Students enter silently according to the Daily Entrance Routine. Their Do Now assignment is faced down, and students are asked NOT to turn the paper over. They must write their names on the back side of this paper without turning it over. As we continue working within this percents unit, we also continue to start class with conversion sprints. These sprints are built from materials available on the EngageNY state website developed to support the common core curriculum. For more resources within this module (Percent and Proportional Relationships) visit this link.
Students have 5 minutes to complete as many problems as possible. To continue motivating all students I continue to stagger the awards given so that students have incremental goals. Achievement points are awarded as follows:
This strategy worked best because it challenges students at different levels. Even the students who struggled academically the most with these conversions pushed themselves to complete an entire column and see progress. In the last 4 – 5 minutes of this section, I elect a a student to cold call the rest to give the answers and write them on the board while I am walking around awarding achievement points to students. Students are then asked to put their sprints away after all answers are reviewed and class notes are distributed.

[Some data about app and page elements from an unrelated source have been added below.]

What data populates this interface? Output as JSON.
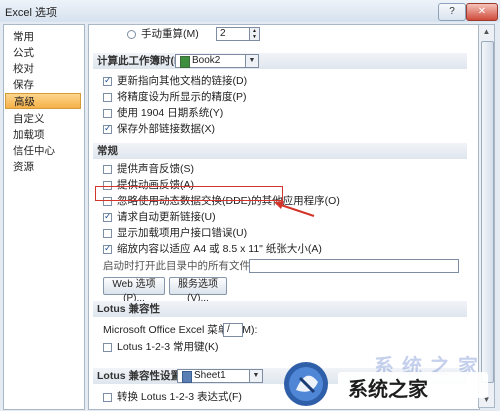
{
  "window": {
    "title": "Excel 选项",
    "help_glyph": "?",
    "close_glyph": "✕"
  },
  "sidebar": {
    "items": [
      {
        "label": "常用"
      },
      {
        "label": "公式"
      },
      {
        "label": "校对"
      },
      {
        "label": "保存"
      },
      {
        "label": "高级",
        "selected": true
      },
      {
        "label": "自定义"
      },
      {
        "label": "加载项"
      },
      {
        "label": "信任中心"
      },
      {
        "label": "资源"
      }
    ]
  },
  "calc": {
    "manual_recalc_label": "手动重算(M)",
    "manual_recalc_value": "2"
  },
  "workbook_calc": {
    "header": "计算此工作簿时(H):",
    "workbook_value": "Book2",
    "options": [
      {
        "label": "更新指向其他文档的链接(D)",
        "checked": true
      },
      {
        "label": "将精度设为所显示的精度(P)",
        "checked": false
      },
      {
        "label": "使用 1904 日期系统(Y)",
        "checked": false
      },
      {
        "label": "保存外部链接数据(X)",
        "checked": true
      }
    ]
  },
  "general": {
    "header": "常规",
    "options": [
      {
        "label": "提供声音反馈(S)",
        "checked": false
      },
      {
        "label": "提供动画反馈(A)",
        "checked": false
      },
      {
        "label": "忽略使用动态数据交换(DDE)的其他应用程序(O)",
        "checked": false
      },
      {
        "label": "请求自动更新链接(U)",
        "checked": true
      },
      {
        "label": "显示加载项用户接口错误(U)",
        "checked": false
      },
      {
        "label": "缩放内容以适应 A4 或 8.5 x 11\" 纸张大小(A)",
        "checked": true
      }
    ],
    "startup_label": "启动时打开此目录中的所有文件(L):",
    "web_options_button": "Web 选项(P)...",
    "service_options_button": "服务选项(V)..."
  },
  "lotus_compat": {
    "header": "Lotus 兼容性",
    "menu_key_label": "Microsoft Office Excel 菜单键(M):",
    "menu_key_value": "/",
    "nav_keys_label": "Lotus 1-2-3 常用键(K)",
    "nav_keys_checked": false
  },
  "lotus_settings": {
    "header": "Lotus 兼容性设置(L):",
    "sheet_value": "Sheet1",
    "transition_formula_label": "转换 Lotus 1-2-3 表达式(F)",
    "transition_formula_checked": false
  },
  "watermark": {
    "text": "系统之家",
    "faded_text": "系统之家"
  },
  "colors": {
    "accent": "#f6b048",
    "highlight": "#d4352b"
  }
}
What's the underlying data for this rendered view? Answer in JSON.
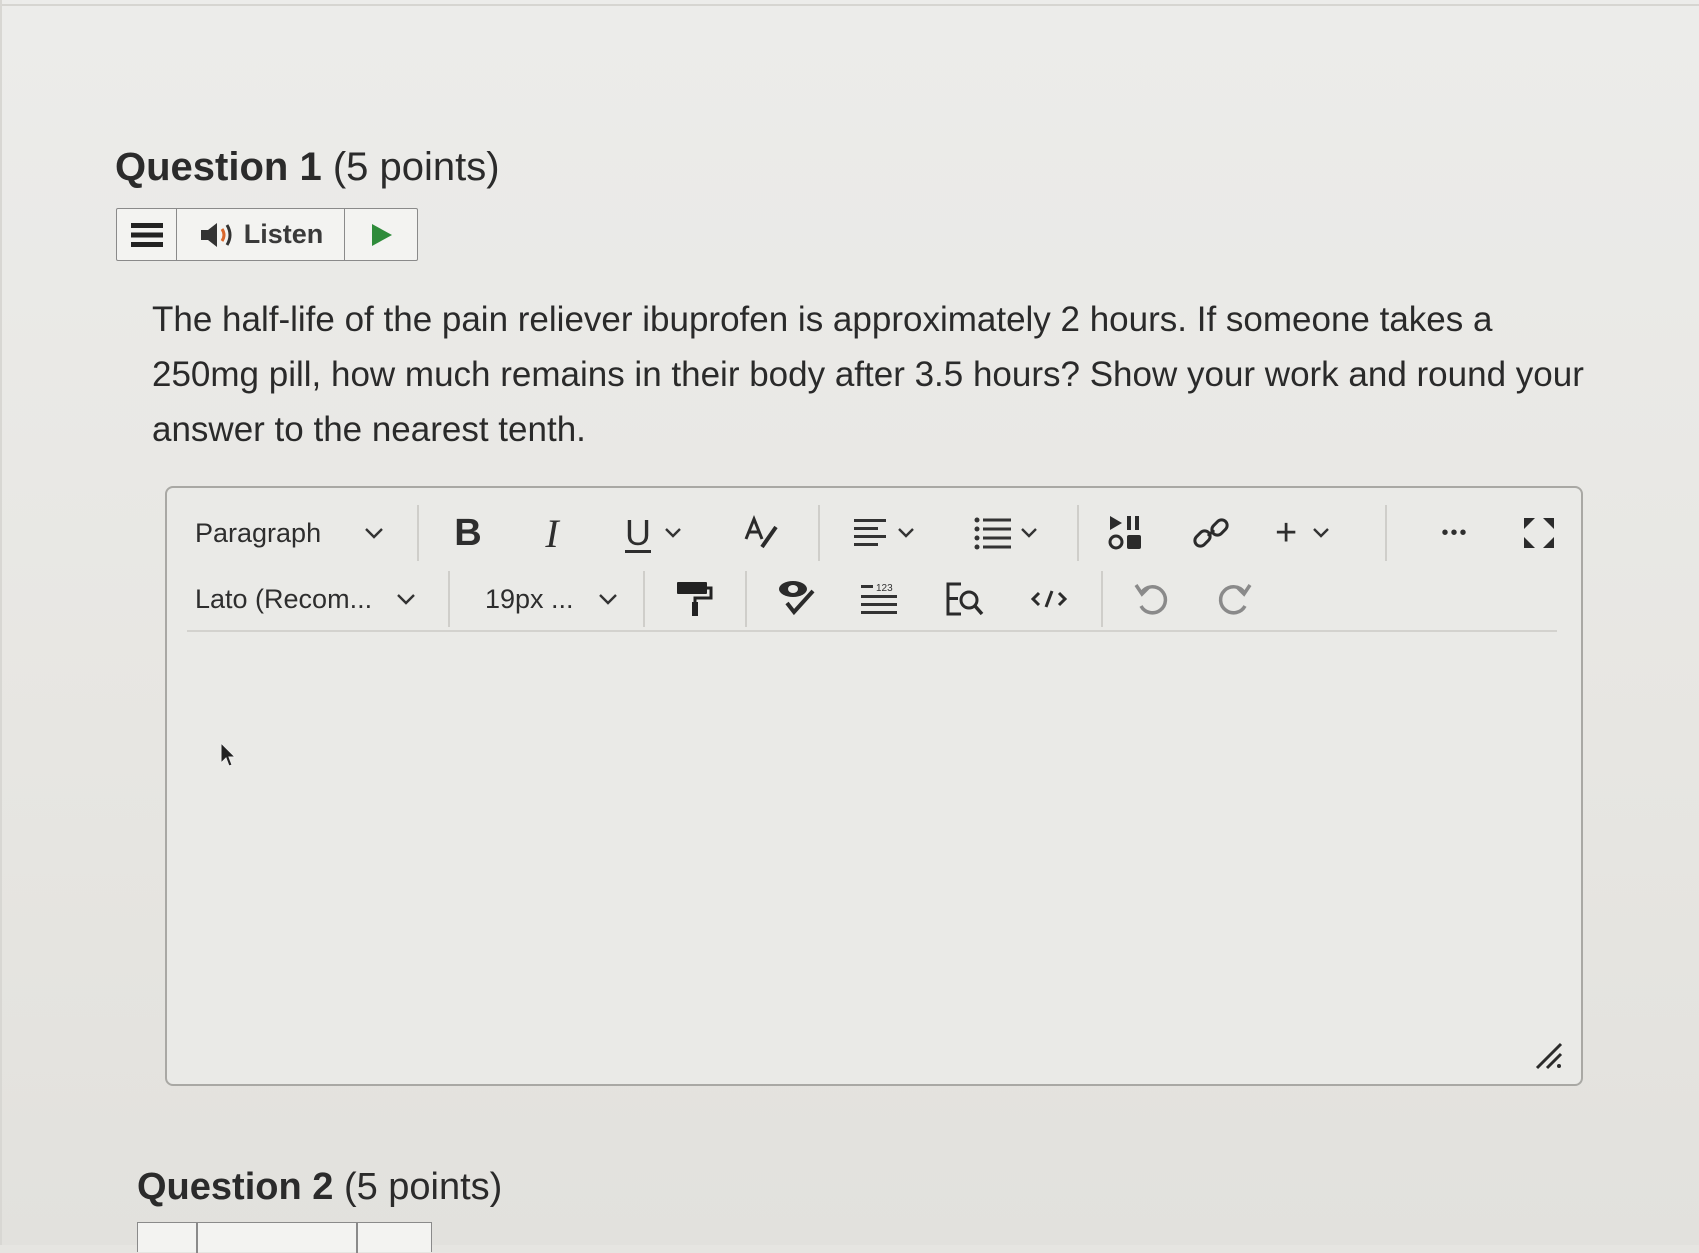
{
  "question1": {
    "number_label": "Question 1",
    "points_label": "(5 points)",
    "listen_label": "Listen",
    "text": "The half-life of the pain reliever ibuprofen is approximately 2 hours. If someone takes a 250mg pill, how much remains in their body after 3.5 hours? Show your work and round your answer to the nearest tenth."
  },
  "editor": {
    "block_format": "Paragraph",
    "font_family": "Lato (Recom...",
    "font_size": "19px ...",
    "bold_label": "B",
    "italic_label": "I",
    "underline_label": "U",
    "insert_label": "+",
    "more_label": "•••",
    "content": ""
  },
  "question2": {
    "number_label": "Question 2",
    "points_label": "(5 points)"
  }
}
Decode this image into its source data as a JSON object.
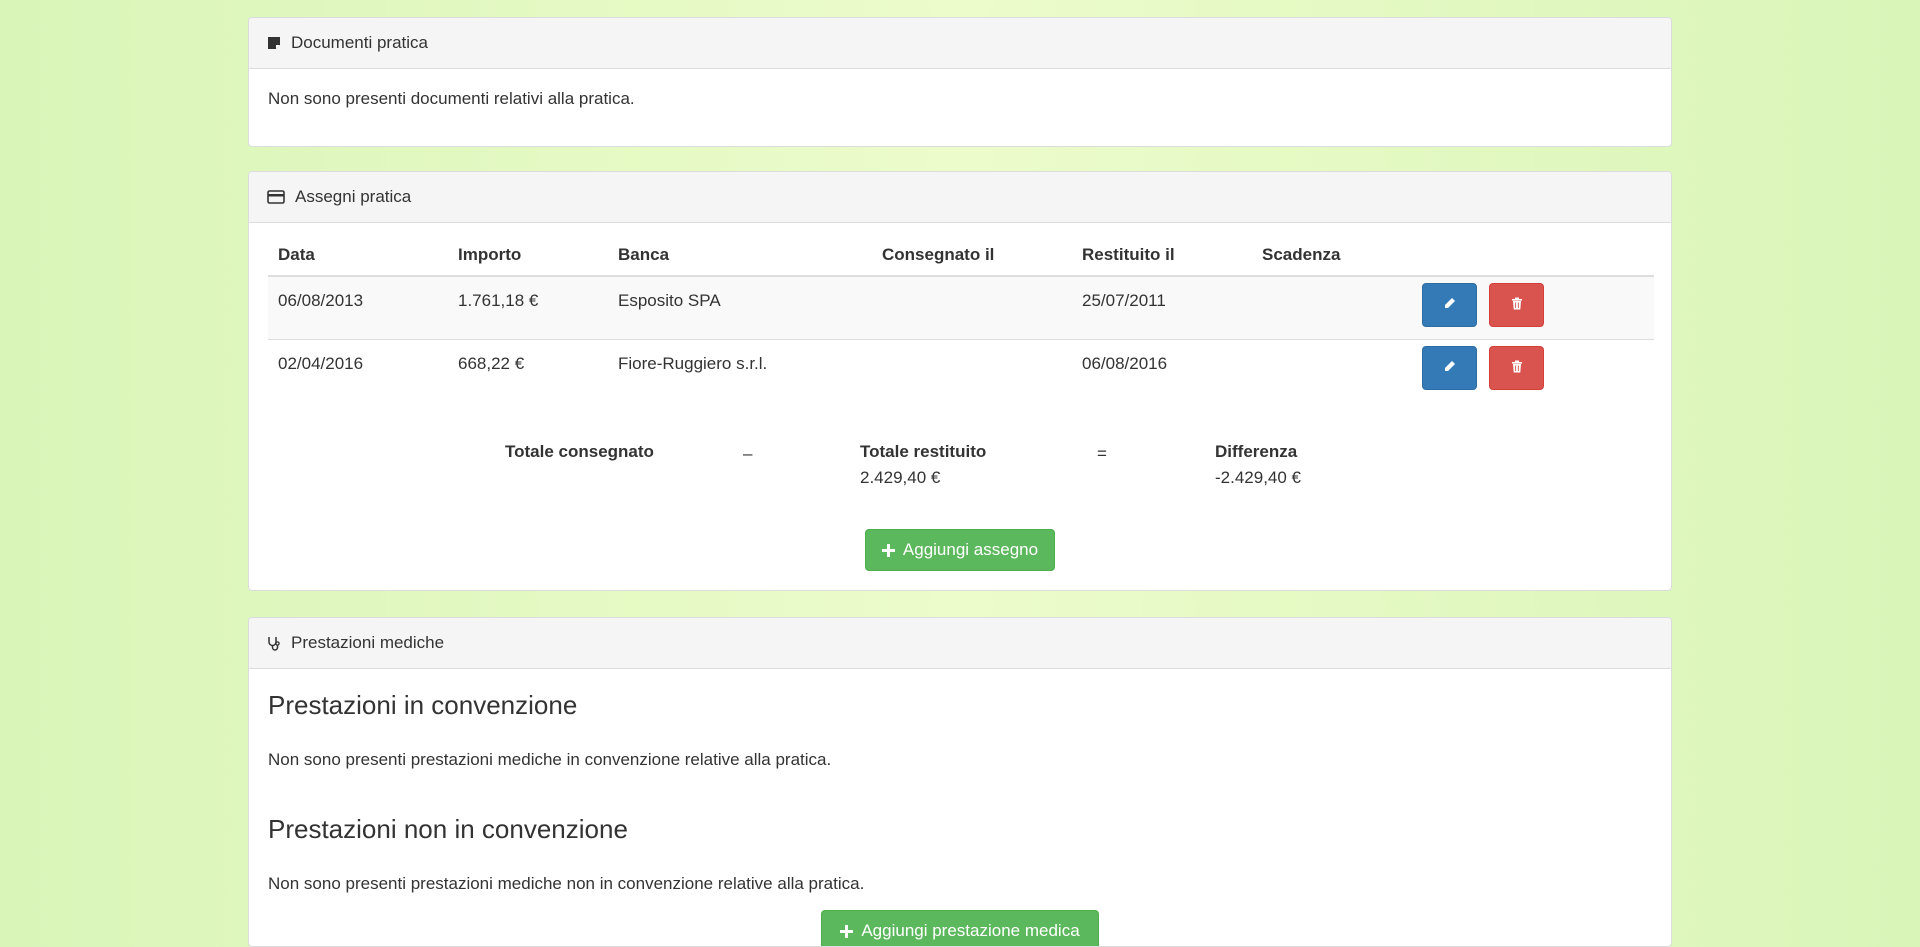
{
  "documents": {
    "title": "Documenti pratica",
    "empty_text": "Non sono presenti documenti relativi alla pratica."
  },
  "checks": {
    "title": "Assegni pratica",
    "columns": [
      "Data",
      "Importo",
      "Banca",
      "Consegnato il",
      "Restituito il",
      "Scadenza"
    ],
    "rows": [
      {
        "data": "06/08/2013",
        "importo": "1.761,18 €",
        "banca": "Esposito SPA",
        "consegnato": "",
        "restituito": "25/07/2011",
        "scadenza": ""
      },
      {
        "data": "02/04/2016",
        "importo": "668,22 €",
        "banca": "Fiore-Ruggiero s.r.l.",
        "consegnato": "",
        "restituito": "06/08/2016",
        "scadenza": ""
      }
    ],
    "totals": {
      "consegnato_label": "Totale consegnato",
      "consegnato_value": "",
      "minus": "–",
      "restituito_label": "Totale restituito",
      "restituito_value": "2.429,40 €",
      "equals": "=",
      "differenza_label": "Differenza",
      "differenza_value": "-2.429,40 €"
    },
    "add_button": "Aggiungi assegno",
    "colors": {
      "edit": "#337ab7",
      "delete": "#d9534f",
      "add": "#5cb85c"
    }
  },
  "prestazioni": {
    "title": "Prestazioni mediche",
    "conv_heading": "Prestazioni in convenzione",
    "conv_empty": "Non sono presenti prestazioni mediche in convenzione relative alla pratica.",
    "nonconv_heading": "Prestazioni non in convenzione",
    "nonconv_empty": "Non sono presenti prestazioni mediche non in convenzione relative alla pratica.",
    "add_button": "Aggiungi prestazione medica"
  },
  "icons": {
    "documents": "sticky-note-icon",
    "checks": "credit-card-icon",
    "prestazioni": "stethoscope-icon",
    "edit": "pencil-icon",
    "delete": "trash-icon",
    "add": "plus-icon"
  }
}
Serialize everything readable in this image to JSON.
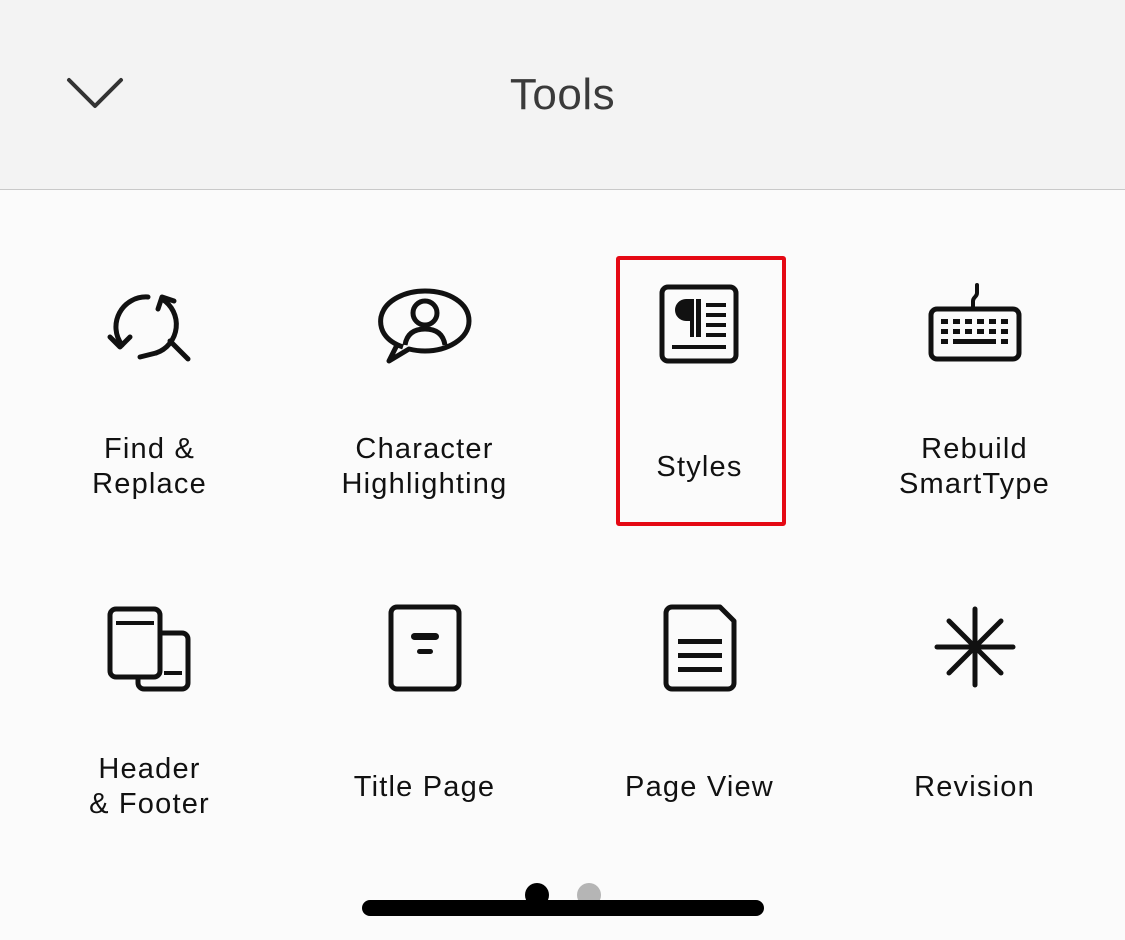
{
  "header": {
    "title": "Tools",
    "collapse_icon": "chevron-down-icon"
  },
  "tools": [
    {
      "label": "Find &\nReplace",
      "icon": "find-replace-icon"
    },
    {
      "label": "Character\nHighlighting",
      "icon": "character-highlighting-icon"
    },
    {
      "label": "Styles",
      "icon": "styles-icon",
      "highlighted": true
    },
    {
      "label": "Rebuild\nSmartType",
      "icon": "keyboard-icon"
    },
    {
      "label": "Header\n& Footer",
      "icon": "header-footer-icon"
    },
    {
      "label": "Title Page",
      "icon": "title-page-icon"
    },
    {
      "label": "Page View",
      "icon": "page-view-icon"
    },
    {
      "label": "Revision",
      "icon": "revision-asterisk-icon"
    }
  ],
  "pagination": {
    "current_page": 1,
    "total_pages": 2
  },
  "colors": {
    "highlight": "#e50914",
    "dot_active": "#000000",
    "dot_inactive": "#b5b5b5"
  }
}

Students must first fill out the heading and copy the aim at the top of their notes. The class notes resources I have attached in this section also include a teacher copy of the notes. Any red fonts indicate notes that are to be written on the board for students to copy. We begin by copying the definition of commission. I anticipate a common misconception with commission, tip and gratuities. Students must understand that a commission is a piece that an employee earns for selling a product, while a tip or gratuity could be added to an original amount. This distinction must be made early on and reviewed as much as possible through work problem examples.
After copying the definition of commission I model using bar models to determine commission.
Notice the time I take to break down the word problem. Modeling the deep understanding of each piece in the problem is important and it is the most difficult skill to develop and the most influential to success in common core word problems. We are practicing MP1.
After reviewing the solution to the sample problem in the notes I have students copy the definition of a tip, or gratuity, and once again caution them to make sure they know what the question in the word problem is asking them to find. Sometimes they will just want the piece, sometimes they will want a total.
Students receive a problem solving Task assignment. A timer is set at the board with 10 minutes. Students are instructed to show bar models for the first 4 problems in the assignment and that they may work with neighbors during the first ten minutes of this section. Students who complete the first 4 problems, with bar models and other pertinent work included, will be awarded achievement points, booth seats, and will be asked to display their work on the board.
The remaining 10 minutes of this section will be completed independently and silently.
In the last 10 minutes of class I will be asking students who were able to put work up on the board to present their calculations and walk us through the logic behind their bar models. If given time, I will ask other students to share out any other strategies they found helpful on this assignment.
It is important to note the different types of questions that could be asked in a word problems and the implications those questions have on the work to be completed. When do we calculate the piece only? When do we add that calculated piece to another value to get a total? The following facts should be highlighted for each question reviewed in class:
#1 – asks for the piece only by asking for the shipping cost
#2 – asks for the amount left as the extra tip only, not the total spent. We do not add 2,000 to the tip
#3 – asks for the commission alone; simply calculate 12% of $2,000.
#4 – the first part asks for the taxes alone; the second question asks for the grand total of staying for 10 nights. This is a great opportunity to highlight numeric expressions
It will be announced that all of the work and answers to today’s assignment will be on our class website so that students can use it to study for tomorrow’s quiz.